JONESPORT, Maine — The Island Institute, a membership-based nonprofit located in Rockland, Maine, has received a competitive $1.2 million grant from the National Science Foundation to expand the development, implementation and evaluation of an educational model designed to increase the science, technology, engineering and math (STEM) competencies and career aspirations of students in rural communities. Energy for ME, which first received $50,000 last summer from Time Warner Cableâ€™s Connect a Million Minds national STEM initiative for a pilot project on North Haven and Vinalhaven islands, also received $124,000 from the Environmental Protection Agency last fall.
The overall goal of Energy for ME is to provide students with tools to help them decide their communitiesâ€™ energy futures. Working with 13 of Maineâ€™s year-round island and coastal communities, Energy for ME will directly engage at least 50 teachers, 100 students and their families to increase STEM energy-content knowledge and technology proficiencies by analyzing, discussing, and responding to locally relevant energy issues.
JBHS technology teacher Linda Church, guidance counselor Don Ficker, and student Sam Lyons spent a week at the Schoodic Education and Research Center in Winter Harbor this past August. They participated in the â€śEnergy for MEâ€ť educational program where they had the opportunity to gain hands-on, in-depth training on working with energy data, performing energy audits, GIS technology, and ethnography. Student, Sam Lyons also attended workshops on leadership skills while Mrs. Linda Church and Mr. Don Ficker gained crucial curriculum planning assistance.
As a result of this workshop and the guidance of Mrs. Lynn Alley, science teacher, the students and their families will be learning how to better understand their communitiesâ€™ energy-consumption habits, as well as how to develop effective strategies to increase energy efficiency. To do so, they will be using eMonitor energy meters to measure electricity usage at several different access points, including homes, schools and public buildings.
In partnership with PowerWise, a Blue Hill, Maine-based company providing circuit-by-circuit energy monitoring equipment, Energy for ME will provide participants with some of the most cutting-edge energy monitoring equipment available, and a custom online dashboard that will give a snapshot of the entire project in real time as electricity is flowing.
The primary goal will be to increase home and school energy efficiency through student/teacher and family-generated solutions. The students also received the tools needed to grapple with critical decisions related to energy efficiency, renewable energy and the future of energy in Maine.

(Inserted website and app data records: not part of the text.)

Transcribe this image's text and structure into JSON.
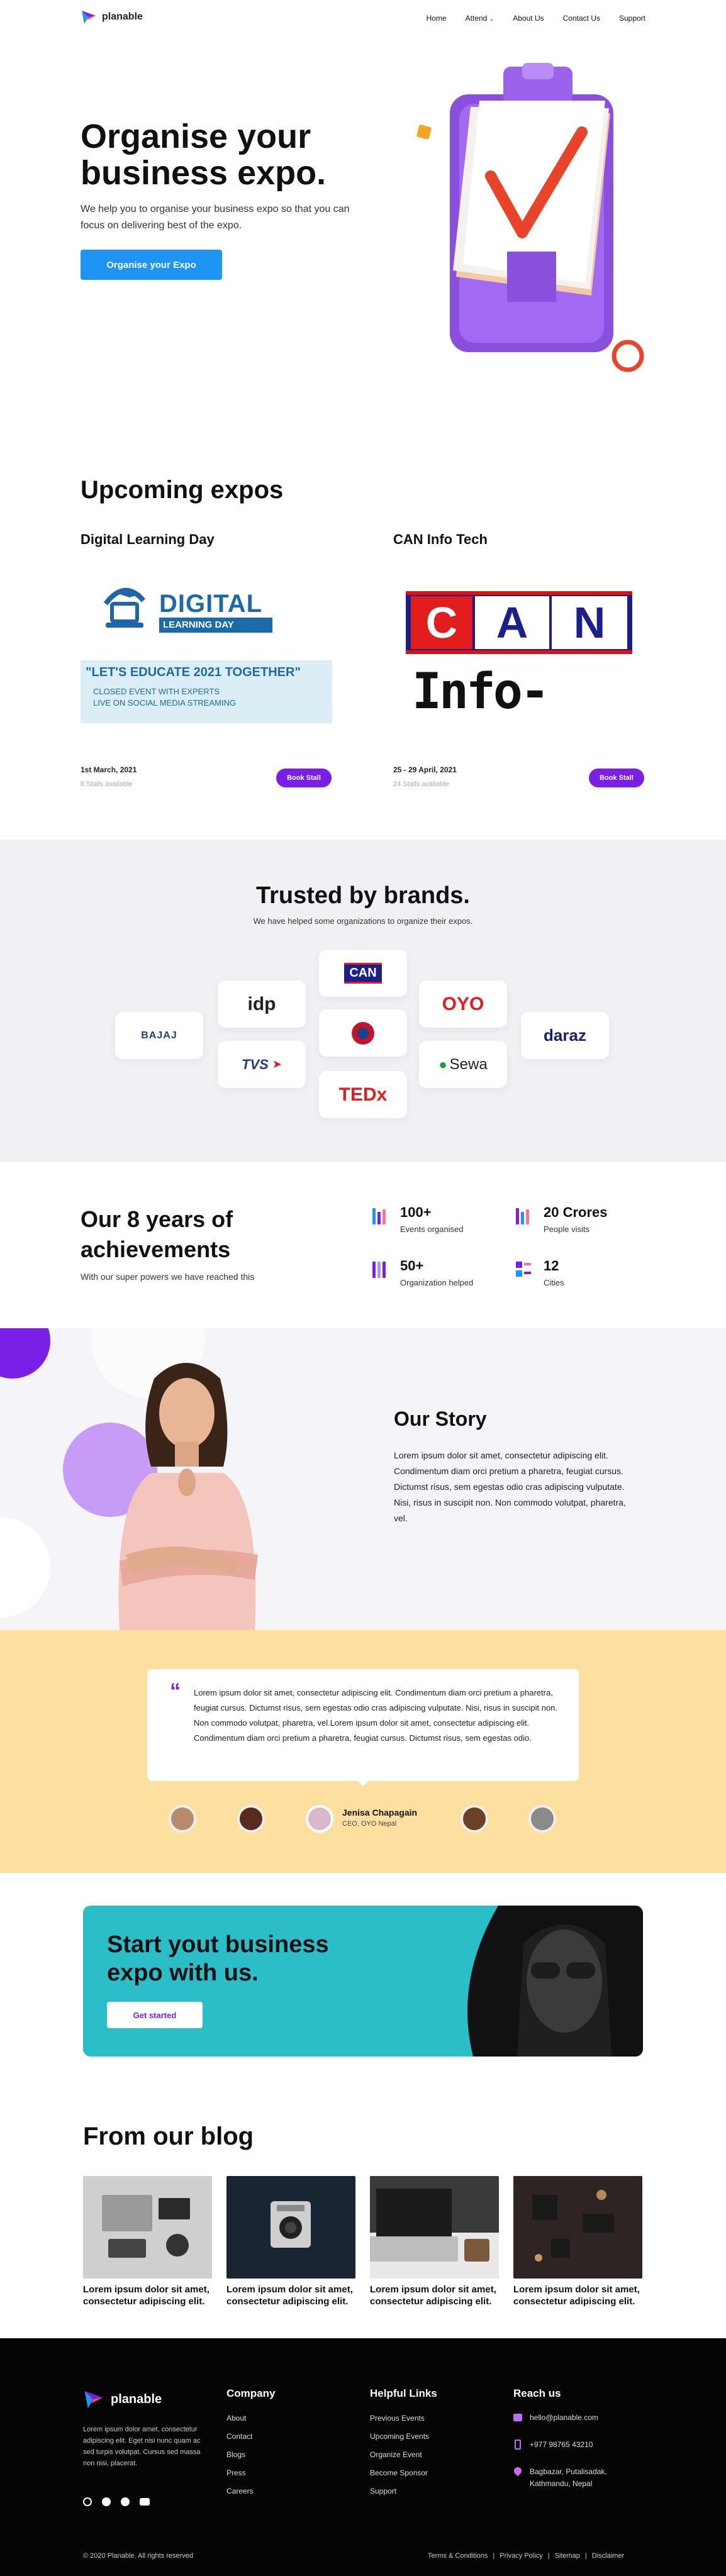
{
  "nav": {
    "logo": "planable",
    "links": [
      "Home",
      "Attend",
      "About Us",
      "Contact Us",
      "Support"
    ]
  },
  "hero": {
    "title": "Organise your business expo.",
    "subtitle": "We help you to organise your business expo so that you can focus on delivering best of the expo.",
    "cta": "Organise your Expo"
  },
  "expos": {
    "heading": "Upcoming expos",
    "items": [
      {
        "title": "Digital Learning Day",
        "banner_line1": "DIGITAL",
        "banner_line2": "LEARNING DAY",
        "banner_quote": "\"LET'S EDUCATE 2021 TOGETHER\"",
        "banner_sub1": "CLOSED EVENT WITH EXPERTS",
        "banner_sub2": "LIVE ON SOCIAL MEDIA STREAMING",
        "date": "1st March, 2021",
        "stalls": "8 Stalls available",
        "button": "Book Stall"
      },
      {
        "title": "CAN Info Tech",
        "banner_can": "CAN",
        "banner_info": "Info-Tech",
        "date": "25 - 29 April, 2021",
        "stalls": "24 Stalls available",
        "button": "Book Stall"
      }
    ]
  },
  "brands": {
    "heading": "Trusted by brands.",
    "subtitle": "We have helped some organizations to organize their expos.",
    "logos": [
      "BAJAJ",
      "idp",
      "TVS",
      "CAN",
      "TEDx",
      "OYO",
      "Sewa",
      "daraz"
    ]
  },
  "achievements": {
    "heading": "Our 8 years of achievements",
    "subtitle": "With our super powers we have reached this",
    "stats": [
      {
        "value": "100+",
        "label": "Events organised"
      },
      {
        "value": "20 Crores",
        "label": "People visits"
      },
      {
        "value": "50+",
        "label": "Organization helped"
      },
      {
        "value": "12",
        "label": "Cities"
      }
    ]
  },
  "story": {
    "heading": "Our Story",
    "body": "Lorem ipsum dolor sit amet, consectetur adipiscing elit. Condimentum diam orci pretium a pharetra, feugiat cursus. Dictumst risus, sem egestas odio cras adipiscing vulputate. Nisi, risus in suscipit non. Non commodo volutpat, pharetra, vel."
  },
  "testimonial": {
    "quote": "Lorem ipsum dolor sit amet, consectetur adipiscing elit. Condimentum diam orci pretium a pharetra, feugiat cursus. Dictumst risus, sem egestas odio cras adipiscing vulputate. Nisi, risus in suscipit non. Non commodo volutpat, pharetra, vel.Lorem ipsum dolor sit amet, consectetur adipiscing elit. Condimentum diam orci pretium a pharetra, feugiat cursus. Dictumst risus, sem egestas odio.",
    "name": "Jenisa Chapagain",
    "role": "CEO, OYO Nepal"
  },
  "cta": {
    "heading": "Start yout business expo with us.",
    "button": "Get started"
  },
  "blog": {
    "heading": "From our blog",
    "posts": [
      {
        "title": "Lorem ipsum dolor sit amet, consectetur adipiscing elit."
      },
      {
        "title": "Lorem ipsum dolor sit amet, consectetur adipiscing elit."
      },
      {
        "title": "Lorem ipsum dolor sit amet, consectetur adipiscing elit."
      },
      {
        "title": "Lorem ipsum dolor sit amet, consectetur adipiscing elit."
      }
    ]
  },
  "footer": {
    "logo": "planable",
    "about": "Lorem ipsum dolor amet, consectetur adipiscing elit. Eget nisi nunc quam ac sed turpis volutpat. Cursus sed massa non nisi, placerat.",
    "company_heading": "Company",
    "company_links": [
      "About",
      "Contact",
      "Blogs",
      "Press",
      "Careers"
    ],
    "helpful_heading": "Helpful Links",
    "helpful_links": [
      "Previous Events",
      "Upcoming Events",
      "Organize Event",
      "Become Sponsor",
      "Support"
    ],
    "reach_heading": "Reach us",
    "email": "hello@planable.com",
    "phone": "+977 98765 43210",
    "address": "Bagbazar, Putalisadak, Kathmandu, Nepal",
    "copyright": "© 2020 Planable. All rights reserved",
    "legal_links": [
      "Terms & Conditions",
      "Privacy Policy",
      "Sitemap",
      "Disclaimer"
    ]
  },
  "colors": {
    "primary_blue": "#1e94f5",
    "purple": "#7a1fe6",
    "brands_bg": "#f1f1f5",
    "testimonial_bg": "#fddfa0",
    "cta_bg": "#2bbec9"
  }
}
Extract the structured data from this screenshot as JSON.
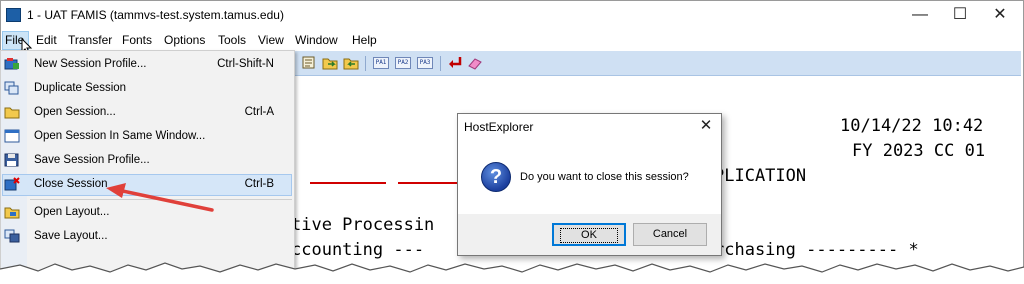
{
  "window": {
    "title": "1 - UAT FAMIS (tammvs-test.system.tamus.edu)",
    "minimize": "—",
    "maximize": "☐",
    "close": "✕"
  },
  "menubar": [
    "File",
    "Edit",
    "Transfer",
    "Fonts",
    "Options",
    "Tools",
    "View",
    "Window",
    "Help"
  ],
  "toolbar": {
    "pf_keys": [
      "PA1",
      "PA2",
      "PA3"
    ]
  },
  "terminal": {
    "datetime": "10/14/22 10:42",
    "fy_line": "FY 2023 CC 01",
    "app_line": "PLICATION",
    "processing": "tive Processin",
    "accounting": "ccounting ---",
    "purchasing": "rchasing --------- *"
  },
  "file_menu": {
    "items": [
      {
        "label": "New Session Profile...",
        "shortcut": "Ctrl-Shift-N",
        "icon": "new-session-icon"
      },
      {
        "label": "Duplicate Session",
        "shortcut": "",
        "icon": "duplicate-session-icon"
      },
      {
        "label": "Open Session...",
        "shortcut": "Ctrl-A",
        "icon": "open-folder-icon"
      },
      {
        "label": "Open Session In Same Window...",
        "shortcut": "",
        "icon": "window-icon"
      },
      {
        "label": "Save Session Profile...",
        "shortcut": "",
        "icon": "save-icon"
      },
      {
        "label": "Close Session",
        "shortcut": "Ctrl-B",
        "icon": "close-session-icon"
      },
      {
        "label": "Open Layout...",
        "shortcut": "",
        "icon": "open-layout-icon"
      },
      {
        "label": "Save Layout...",
        "shortcut": "",
        "icon": "save-layout-icon"
      }
    ]
  },
  "dialog": {
    "title": "HostExplorer",
    "close": "✕",
    "icon": "question-icon",
    "message": "Do you want to close this session?",
    "ok_label": "OK",
    "cancel_label": "Cancel"
  },
  "colors": {
    "accent": "#0078d7",
    "toolbar": "#cfe0f3",
    "menu_highlight": "#d5e6f8",
    "annotation_arrow": "#e0403a",
    "terminal_red": "#d00000"
  }
}
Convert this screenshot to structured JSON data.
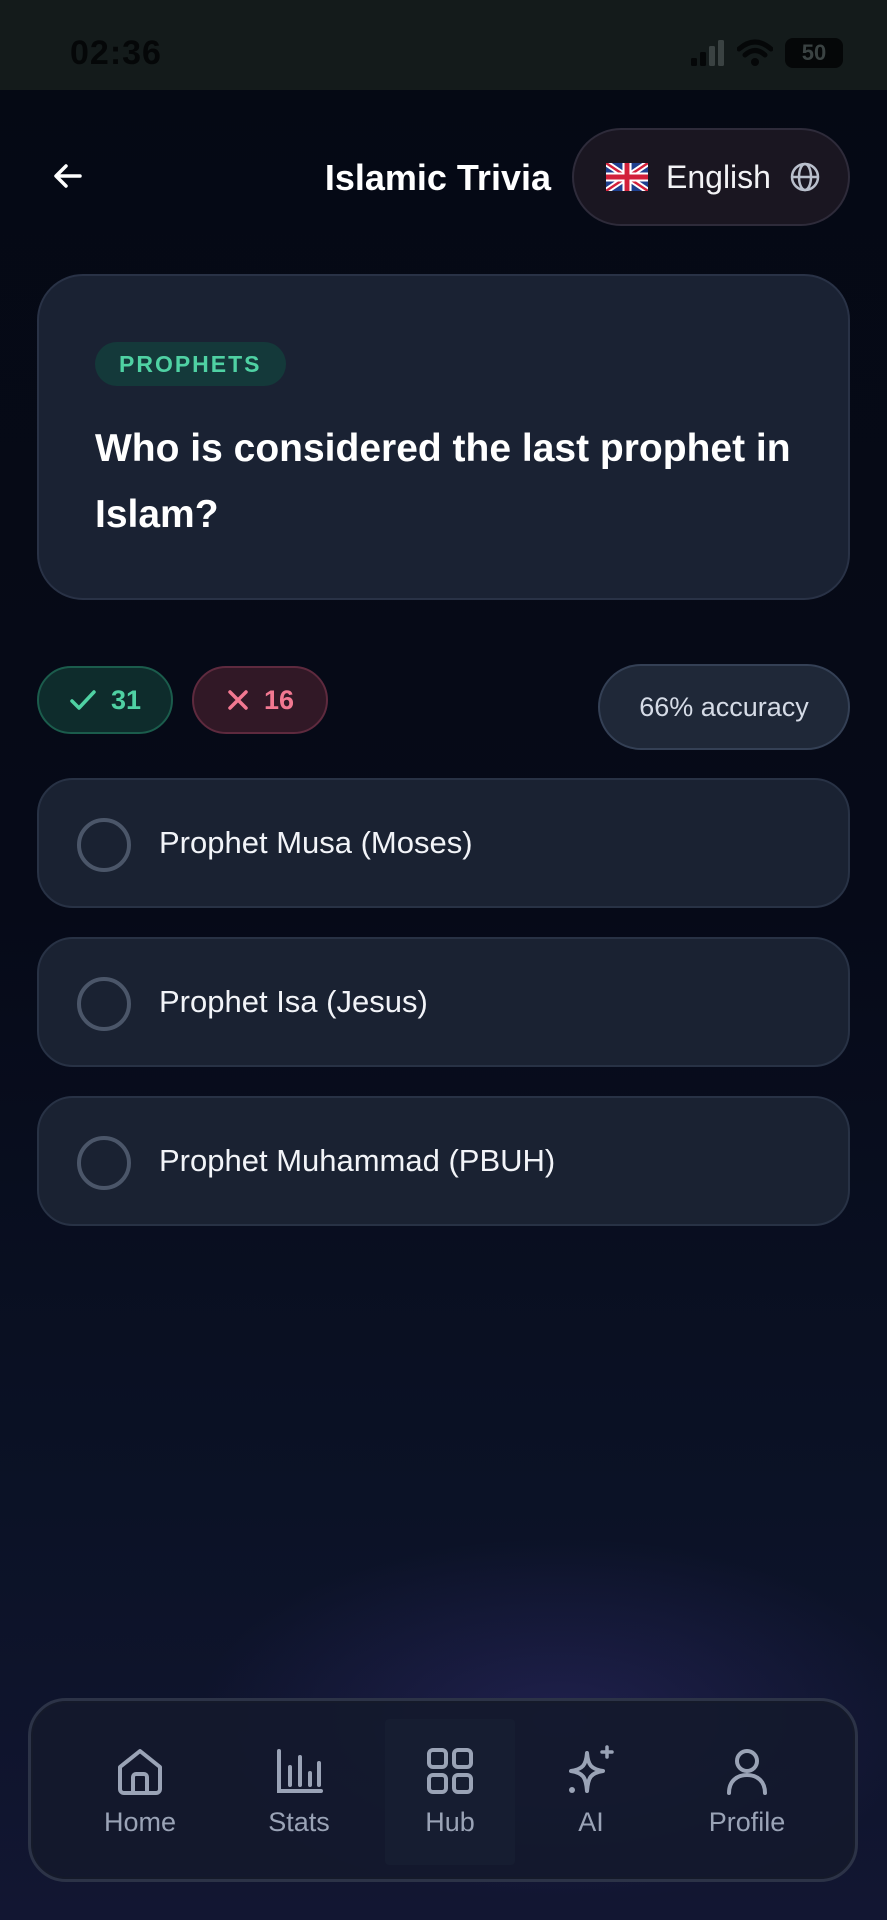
{
  "status_bar": {
    "time": "02:36",
    "battery": "50"
  },
  "header": {
    "title": "Islamic Trivia",
    "language": "English",
    "flag_icon": "uk-flag-icon",
    "globe_icon": "globe-icon",
    "back_icon": "arrow-left-icon"
  },
  "question": {
    "category": "PROPHETS",
    "text": "Who is considered the last prophet in Islam?"
  },
  "stats": {
    "correct": "31",
    "wrong": "16",
    "accuracy": "66% accuracy"
  },
  "answers": [
    {
      "label": "Prophet Musa (Moses)"
    },
    {
      "label": "Prophet Isa (Jesus)"
    },
    {
      "label": "Prophet Muhammad (PBUH)"
    }
  ],
  "nav": {
    "active": "Hub",
    "items": [
      {
        "label": "Home",
        "icon": "home-icon"
      },
      {
        "label": "Stats",
        "icon": "bar-chart-icon"
      },
      {
        "label": "Hub",
        "icon": "grid-icon"
      },
      {
        "label": "AI",
        "icon": "sparkles-icon"
      },
      {
        "label": "Profile",
        "icon": "user-icon"
      }
    ]
  },
  "colors": {
    "accent_green": "#4fd1a3",
    "accent_red": "#f27891",
    "card_bg": "#1a2233",
    "page_bg": "#060a17"
  }
}
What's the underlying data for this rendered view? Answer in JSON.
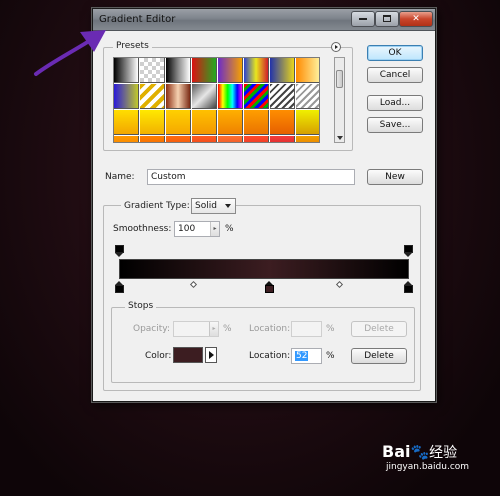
{
  "window": {
    "title": "Gradient Editor"
  },
  "presets": {
    "label": "Presets",
    "swatches": [
      "linear-gradient(90deg,#000,#fff)",
      "repeating-conic-gradient(#cfcfcf 0 25%,#fff 0 50%) 0 0/8px 8px",
      "linear-gradient(90deg,#000,#888,#fff)",
      "linear-gradient(90deg,#d11,#2a2)",
      "linear-gradient(90deg,#6b2cc9,#f6a100)",
      "linear-gradient(90deg,#2a3fd1,#e8e61d,#d0202a)",
      "linear-gradient(90deg,#2233aa,#e8d51c)",
      "linear-gradient(90deg,#ff8a00,#fff3a0)",
      "linear-gradient(90deg,#2a1ad9,#c1c92a)",
      "repeating-linear-gradient(135deg,#e0b000 0 4px,#fff 4px 8px)",
      "linear-gradient(90deg,#8b2d12,#f5d1b0,#7a2a14)",
      "linear-gradient(135deg,#5a5a5a,#e6e6e6,#444)",
      "linear-gradient(90deg,#f00,#ff0,#0f0,#0ff,#00f,#f0f)",
      "repeating-linear-gradient(135deg,#f00 0 3px,#0a0 3px 6px,#00f 6px 9px)",
      "repeating-linear-gradient(135deg,#444 0 2px,#fff 2px 5px)",
      "repeating-linear-gradient(135deg,#999 0 2px,#fff 2px 5px)",
      "linear-gradient(180deg,#ffde00,#f3a600)",
      "linear-gradient(180deg,#ffe900,#f2b100)",
      "linear-gradient(180deg,#ffd000,#f5a800)",
      "linear-gradient(180deg,#ffc100,#f39800)",
      "linear-gradient(180deg,#ffb000,#ef8100)",
      "linear-gradient(180deg,#ff9f00,#ea7300)",
      "linear-gradient(180deg,#ff8e00,#e66000)",
      "linear-gradient(180deg,#f0f000,#d6a000)",
      "linear-gradient(180deg,#ff9900,#ec6a00)",
      "linear-gradient(180deg,#ff7f00,#e0500a)",
      "linear-gradient(180deg,#ff6a10,#d8400c)",
      "linear-gradient(180deg,#ff5a20,#cc2f14)",
      "linear-gradient(180deg,#ff6f30,#d1361c)",
      "linear-gradient(180deg,#ff4a2c,#c51f16)",
      "linear-gradient(180deg,#f33b3b,#b91a1a)",
      "linear-gradient(180deg,#f0a000,#e05a00)"
    ]
  },
  "buttons": {
    "ok": "OK",
    "cancel": "Cancel",
    "load": "Load...",
    "save": "Save...",
    "new": "New"
  },
  "name": {
    "label": "Name:",
    "value": "Custom"
  },
  "gradient_type": {
    "label": "Gradient Type:",
    "value": "Solid"
  },
  "smoothness": {
    "label": "Smoothness:",
    "value": "100",
    "unit": "%"
  },
  "gradient": {
    "color_stops": [
      {
        "color": "#000000",
        "location": 0
      },
      {
        "color": "#3c1d21",
        "location": 52
      },
      {
        "color": "#000000",
        "location": 100
      }
    ],
    "opacity_stops": [
      {
        "opacity": 100,
        "location": 0
      },
      {
        "opacity": 100,
        "location": 100
      }
    ]
  },
  "stops": {
    "label": "Stops",
    "opacity_label": "Opacity:",
    "opacity_value": "",
    "location_label": "Location:",
    "unit": "%",
    "delete_label": "Delete",
    "color_label": "Color:",
    "color_value": "#3c1d21",
    "color_location_value": "52"
  },
  "watermark": {
    "logo": "Bai",
    "logo2": "经验",
    "url": "jingyan.baidu.com"
  },
  "colors": {
    "background": "#200c12",
    "accent": "#3c7fb1",
    "selection": "#3399ff"
  }
}
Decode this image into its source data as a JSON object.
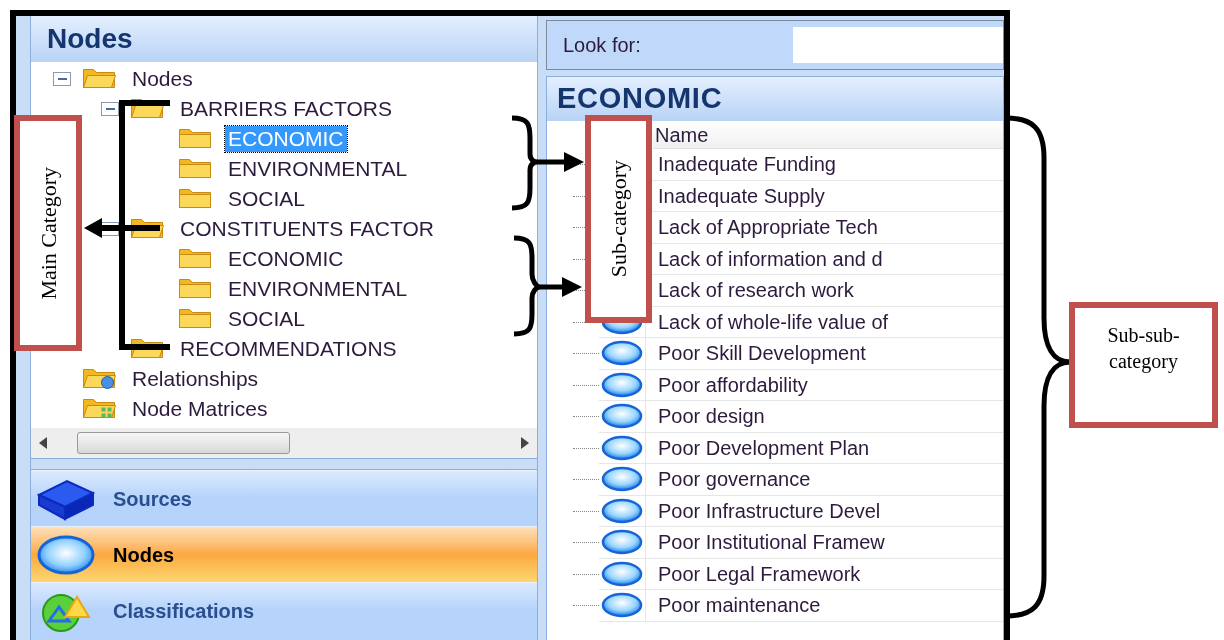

JBHS will receive four eMonitors to install: at the school, in two homes, and in one public building of interest in the community, as well as other equipment such as a GPS unit and a video camera to assist in carrying out the various aspects of the project. A secure Energy for ME website will serve as a central location for gathering energy usage data from the eMonitors and provide visualizations of energy usage for each eMonitor site.
Ruth Kermish-Allen, the Instituteâ€™s education director and principal investigator of the project, expressed appreciation for this latest and largest award as well as for the grants that made the pilot project possible. â€śOur Energy for ME pilot project proved that our core project components could really excite students about STEM learning in a whole new way â€“ measuring real-time energy usage and developing energy-efficiency solutions. With NSF funding, we can expand this model to communities all along the Maine coast, and weâ€™re deeply grateful for this opportunity.â€ť
You will be hearing more about this project as the program gains momentum.
Contact Name: Linda Church
Telephone Number: (207)497-5454